WHAT YOU ARE ASKED TO DO: What is needed here is every record, retyped without any change.

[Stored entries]
▶

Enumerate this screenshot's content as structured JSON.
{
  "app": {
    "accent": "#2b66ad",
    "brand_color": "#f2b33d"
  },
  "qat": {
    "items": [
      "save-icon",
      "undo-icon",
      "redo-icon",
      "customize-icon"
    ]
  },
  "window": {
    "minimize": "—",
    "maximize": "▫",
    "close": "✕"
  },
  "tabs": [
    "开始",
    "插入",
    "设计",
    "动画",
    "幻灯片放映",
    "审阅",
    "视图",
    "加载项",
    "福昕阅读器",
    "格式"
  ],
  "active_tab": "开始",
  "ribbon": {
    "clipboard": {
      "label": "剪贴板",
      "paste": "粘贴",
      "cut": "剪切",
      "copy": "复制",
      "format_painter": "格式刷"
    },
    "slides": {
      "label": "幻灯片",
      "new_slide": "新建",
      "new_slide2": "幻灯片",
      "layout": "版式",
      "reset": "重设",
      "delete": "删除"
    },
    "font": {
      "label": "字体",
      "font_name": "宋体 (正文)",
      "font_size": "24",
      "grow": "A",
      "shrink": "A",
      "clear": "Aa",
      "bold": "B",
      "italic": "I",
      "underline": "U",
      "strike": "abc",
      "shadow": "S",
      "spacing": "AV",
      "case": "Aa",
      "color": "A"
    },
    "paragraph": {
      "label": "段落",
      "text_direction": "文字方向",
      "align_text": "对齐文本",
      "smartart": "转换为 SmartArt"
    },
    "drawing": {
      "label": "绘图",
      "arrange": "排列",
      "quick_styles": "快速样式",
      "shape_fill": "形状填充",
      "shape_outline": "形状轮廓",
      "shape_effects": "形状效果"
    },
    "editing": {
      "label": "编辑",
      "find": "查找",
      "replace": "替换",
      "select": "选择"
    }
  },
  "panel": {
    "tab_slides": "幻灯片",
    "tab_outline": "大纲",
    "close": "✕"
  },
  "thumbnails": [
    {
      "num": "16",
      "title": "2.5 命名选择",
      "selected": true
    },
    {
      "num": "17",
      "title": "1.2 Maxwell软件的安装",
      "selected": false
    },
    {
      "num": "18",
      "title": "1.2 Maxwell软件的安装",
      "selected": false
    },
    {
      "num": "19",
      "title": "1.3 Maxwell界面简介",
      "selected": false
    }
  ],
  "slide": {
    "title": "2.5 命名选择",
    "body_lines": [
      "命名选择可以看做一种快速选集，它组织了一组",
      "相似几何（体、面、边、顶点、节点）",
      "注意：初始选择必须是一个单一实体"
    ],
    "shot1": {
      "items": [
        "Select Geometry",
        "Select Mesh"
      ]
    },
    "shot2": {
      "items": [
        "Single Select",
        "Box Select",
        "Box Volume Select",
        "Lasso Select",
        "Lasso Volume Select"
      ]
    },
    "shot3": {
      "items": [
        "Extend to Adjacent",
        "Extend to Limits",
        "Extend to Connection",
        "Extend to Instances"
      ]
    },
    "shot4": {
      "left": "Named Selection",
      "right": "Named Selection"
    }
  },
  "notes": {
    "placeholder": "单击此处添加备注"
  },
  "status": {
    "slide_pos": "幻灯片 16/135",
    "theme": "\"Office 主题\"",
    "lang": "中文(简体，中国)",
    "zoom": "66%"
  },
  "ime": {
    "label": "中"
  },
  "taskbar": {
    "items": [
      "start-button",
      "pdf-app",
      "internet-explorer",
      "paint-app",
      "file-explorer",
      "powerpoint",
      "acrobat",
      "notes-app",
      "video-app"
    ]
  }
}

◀

RESPONSE TO THE EXERCISE:
Enumerate this screenshot's content as structured JSON.
{
  "app": {
    "accent": "#2b66ad",
    "brand_color": "#f2b33d"
  },
  "qat": {
    "items": [
      "save-icon",
      "undo-icon",
      "redo-icon",
      "customize-icon"
    ]
  },
  "window": {
    "minimize": "—",
    "maximize": "▫",
    "close": "✕"
  },
  "tabs": [
    "开始",
    "插入",
    "设计",
    "动画",
    "幻灯片放映",
    "审阅",
    "视图",
    "加载项",
    "福昕阅读器",
    "格式"
  ],
  "active_tab": "开始",
  "ribbon": {
    "clipboard": {
      "label": "剪贴板",
      "paste": "粘贴",
      "cut": "剪切",
      "copy": "复制",
      "format_painter": "格式刷"
    },
    "slides": {
      "label": "幻灯片",
      "new_slide": "新建",
      "new_slide2": "幻灯片",
      "layout": "版式",
      "reset": "重设",
      "delete": "删除"
    },
    "font": {
      "label": "字体",
      "font_name": "宋体 (正文)",
      "font_size": "24",
      "grow": "A",
      "shrink": "A",
      "clear": "Aa",
      "bold": "B",
      "italic": "I",
      "underline": "U",
      "strike": "abc",
      "shadow": "S",
      "spacing": "AV",
      "case": "Aa",
      "color": "A"
    },
    "paragraph": {
      "label": "段落",
      "text_direction": "文字方向",
      "align_text": "对齐文本",
      "smartart": "转换为 SmartArt"
    },
    "drawing": {
      "label": "绘图",
      "arrange": "排列",
      "quick_styles": "快速样式",
      "shape_fill": "形状填充",
      "shape_outline": "形状轮廓",
      "shape_effects": "形状效果"
    },
    "editing": {
      "label": "编辑",
      "find": "查找",
      "replace": "替换",
      "select": "选择"
    }
  },
  "panel": {
    "tab_slides": "幻灯片",
    "tab_outline": "大纲",
    "close": "✕"
  },
  "thumbnails": [
    {
      "num": "16",
      "title": "2.5 命名选择",
      "selected": true
    },
    {
      "num": "17",
      "title": "1.2 Maxwell软件的安装",
      "selected": false
    },
    {
      "num": "18",
      "title": "1.2 Maxwell软件的安装",
      "selected": false
    },
    {
      "num": "19",
      "title": "1.3 Maxwell界面简介",
      "selected": false
    }
  ],
  "slide": {
    "title": "2.5 命名选择",
    "body_lines": [
      "命名选择可以看做一种快速选集，它组织了一组",
      "相似几何（体、面、边、顶点、节点）",
      "注意：初始选择必须是一个单一实体"
    ],
    "shot1": {
      "items": [
        "Select Geometry",
        "Select Mesh"
      ]
    },
    "shot2": {
      "items": [
        "Single Select",
        "Box Select",
        "Box Volume Select",
        "Lasso Select",
        "Lasso Volume Select"
      ]
    },
    "shot3": {
      "items": [
        "Extend to Adjacent",
        "Extend to Limits",
        "Extend to Connection",
        "Extend to Instances"
      ]
    },
    "shot4": {
      "left": "Named Selection",
      "right": "Named Selection"
    }
  },
  "notes": {
    "placeholder": "单击此处添加备注"
  },
  "status": {
    "slide_pos": "幻灯片 16/135",
    "theme": "\"Office 主题\"",
    "lang": "中文(简体，中国)",
    "zoom": "66%"
  },
  "ime": {
    "label": "中"
  },
  "taskbar": {
    "items": [
      "start-button",
      "pdf-app",
      "internet-explorer",
      "paint-app",
      "file-explorer",
      "powerpoint",
      "acrobat",
      "notes-app",
      "video-app"
    ]
  }
}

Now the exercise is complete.